There was a moment's silence. Sailor Moon looked at them, her eyes tearing, believing in her heart that they wouldn't turn their backs on her. Finally Mars reached out and took her hand.

"Gods, I hate it when you cry!" Mars scowled. Sailor Moon grinned through her forming tears.

"I'm in," Venus said with renewed vigor. "Sounds like a challenge."

"Akiko would never forgive me if I ever said no to you," Jupiter responded. They looked to Mercury. Finally she rose from the pile of rubble she had been sitting on.

"Nothing good will come of this," Mercury stated.
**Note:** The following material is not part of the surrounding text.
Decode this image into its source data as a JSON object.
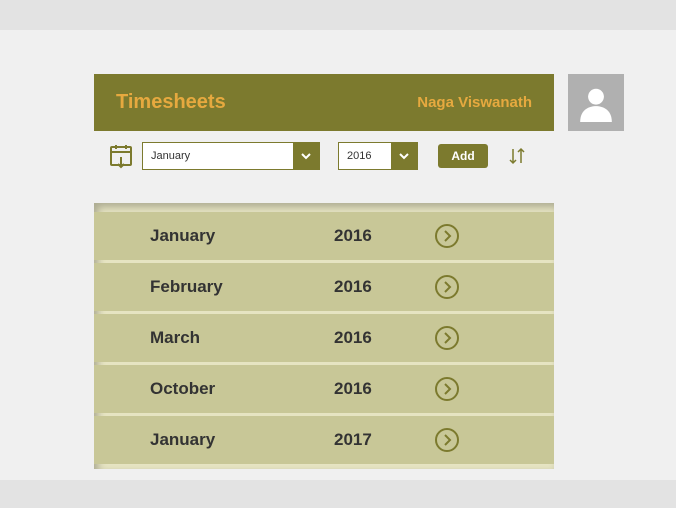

Venus patted her shoulder.

"Hey, if nothing else, we'll get to see Fukushima in the spring time," Venus quipped. "Whatever THAT'S worth."

Sailor Moon turned and addressed the survivors working nearby. "I'm sorry! We have to leave! There's trouble in Fukushima!"

"Worse than this?" one of the survivors asked.

Sailor Moon nodded timidly. "It could mean the entire north could be unlivable."

The man looked down. After a moment he nodded. The senshi joined hands and engaged Sailor Teleport.

They materialized in the midst of chaos. Fukushima had been badly damaged by both the earthquake and the tsunami. The area near the plant was swarming with police and emergency response personnel. After they materialized, a police officer ran up to them.

"You're Sailor Moon, aren't you?" the officer asked. Sailor Moon nodded. "Is there anything you can do? Make that reactor go away?"

"Nothing that drastic," she replied.

"Then you'd probably be better off evacuating with everybody else," he told her. "The entire area is being evacuated for twenty kilometers."

"Is there someone connected with the plant that we can talk to?" Venus interjected. "Maybe if we know exactly what's wrong . . ."

"I can already tell," Mercury interrupted. She was focused on her computer. "The pipes bringing in water to cool the rods have been ruptured. Furthermore, the electrical systems to the pumps were fueled by electricity generated by the plant itself. That's off-line and the backup generators have failed, probably due to a breach in the sea walls from either the earthquake or the tsunami." Mercury frowned. "And the cores in Reactors Two and Three are beginning to super-heat as well!"

"Can we fix the pipes and the generators?" Sailor Moon asked.

"Not without radiation suits!" Mercury gasped. "The containment chambers are breeched and the fuel rods are throwing off lethal radiation doses! If we attempted to go inside that plant without suits, we'd burn to death! I'm not even certain suits would ensure our safety!"

"But if the alternative is everyone in Fukushima dies," Sailor Moon began.

"Hold that thought, Hon'," Jupiter interrupted. "Your powers are ice based, Mercury. Isn't there some way you could get some ice or water or something into that chamber from here? Enough to cool that stuff so it doesn't melt through the floor?"

Mercury thought about it for a few moments. Everyone watched her tensely, which did nothing to alleviate the pressure she was already feeling. Reaching a decision, she closed her computer and pointed her hands at the reactors.

"Sub-Zero Caress!" Mercury called out. Instantly the temperature in the area dived forty degrees. For a moment nothing happened. Then ice began to form on the three reactor buildings. Within minutes, the three buildings were buried in solid ice from the top point of each containment building to the ground around them.

Mercury's eyes rolled up in her head and she fell backwards. Jupiter quickly caught her and eased her to the ground. Everybody crowded around her.

"Mercury, are you all right?" squealed Sailor Moon.

"Her 'max attack' usually takes a lot out of her," Venus nodded. "Question is, is that going to do the job?"

"Super-cool the buildings," panted Mercury. "Condense steam inside of - - chamber back into water - - cool rods." She shook her head. "Temporary solution."

"How temporary?" the police officer asked. Everyone looked at the reactors. There were already signs that the ice cover was beginning to melt. "Maybe you better do that again."

Mercury only shook her head. "One time shot," she gasped.

The police officer got a sickened look. Then he got on his radio and told his captain that the evacuation needed to be stepped up.

Continued in Chapter 8